== Page and application data records ==
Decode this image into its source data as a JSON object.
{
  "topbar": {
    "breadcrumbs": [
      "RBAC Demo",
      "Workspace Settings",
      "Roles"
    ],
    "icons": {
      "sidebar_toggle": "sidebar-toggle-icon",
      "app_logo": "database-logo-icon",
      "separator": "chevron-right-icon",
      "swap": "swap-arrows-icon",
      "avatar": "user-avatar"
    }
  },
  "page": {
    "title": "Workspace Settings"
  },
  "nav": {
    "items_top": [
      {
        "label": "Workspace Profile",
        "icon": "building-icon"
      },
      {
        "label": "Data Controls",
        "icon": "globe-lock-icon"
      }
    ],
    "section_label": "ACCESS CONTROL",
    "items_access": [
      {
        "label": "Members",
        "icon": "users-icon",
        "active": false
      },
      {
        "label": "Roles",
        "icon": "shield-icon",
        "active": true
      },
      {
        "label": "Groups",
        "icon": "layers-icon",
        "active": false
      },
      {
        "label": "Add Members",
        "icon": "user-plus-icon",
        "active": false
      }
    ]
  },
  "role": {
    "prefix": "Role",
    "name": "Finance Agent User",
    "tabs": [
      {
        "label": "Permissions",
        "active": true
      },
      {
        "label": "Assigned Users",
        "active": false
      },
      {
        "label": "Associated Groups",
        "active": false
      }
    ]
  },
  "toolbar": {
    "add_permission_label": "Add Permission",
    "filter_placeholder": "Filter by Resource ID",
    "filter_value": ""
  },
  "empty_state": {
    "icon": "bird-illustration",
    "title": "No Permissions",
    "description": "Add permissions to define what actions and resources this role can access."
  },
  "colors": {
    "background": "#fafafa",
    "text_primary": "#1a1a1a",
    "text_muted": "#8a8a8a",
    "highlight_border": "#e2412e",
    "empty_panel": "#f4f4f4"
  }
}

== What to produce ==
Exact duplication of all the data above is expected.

== Your solution ==
Decode this image into its source data as a JSON object.
{
  "topbar": {
    "breadcrumbs": [
      "RBAC Demo",
      "Workspace Settings",
      "Roles"
    ],
    "icons": {
      "sidebar_toggle": "sidebar-toggle-icon",
      "app_logo": "database-logo-icon",
      "separator": "chevron-right-icon",
      "swap": "swap-arrows-icon",
      "avatar": "user-avatar"
    }
  },
  "page": {
    "title": "Workspace Settings"
  },
  "nav": {
    "items_top": [
      {
        "label": "Workspace Profile",
        "icon": "building-icon"
      },
      {
        "label": "Data Controls",
        "icon": "globe-lock-icon"
      }
    ],
    "section_label": "ACCESS CONTROL",
    "items_access": [
      {
        "label": "Members",
        "icon": "users-icon",
        "active": false
      },
      {
        "label": "Roles",
        "icon": "shield-icon",
        "active": true
      },
      {
        "label": "Groups",
        "icon": "layers-icon",
        "active": false
      },
      {
        "label": "Add Members",
        "icon": "user-plus-icon",
        "active": false
      }
    ]
  },
  "role": {
    "prefix": "Role",
    "name": "Finance Agent User",
    "tabs": [
      {
        "label": "Permissions",
        "active": true
      },
      {
        "label": "Assigned Users",
        "active": false
      },
      {
        "label": "Associated Groups",
        "active": false
      }
    ]
  },
  "toolbar": {
    "add_permission_label": "Add Permission",
    "filter_placeholder": "Filter by Resource ID",
    "filter_value": ""
  },
  "empty_state": {
    "icon": "bird-illustration",
    "title": "No Permissions",
    "description": "Add permissions to define what actions and resources this role can access."
  },
  "colors": {
    "background": "#fafafa",
    "text_primary": "#1a1a1a",
    "text_muted": "#8a8a8a",
    "highlight_border": "#e2412e",
    "empty_panel": "#f4f4f4"
  }
}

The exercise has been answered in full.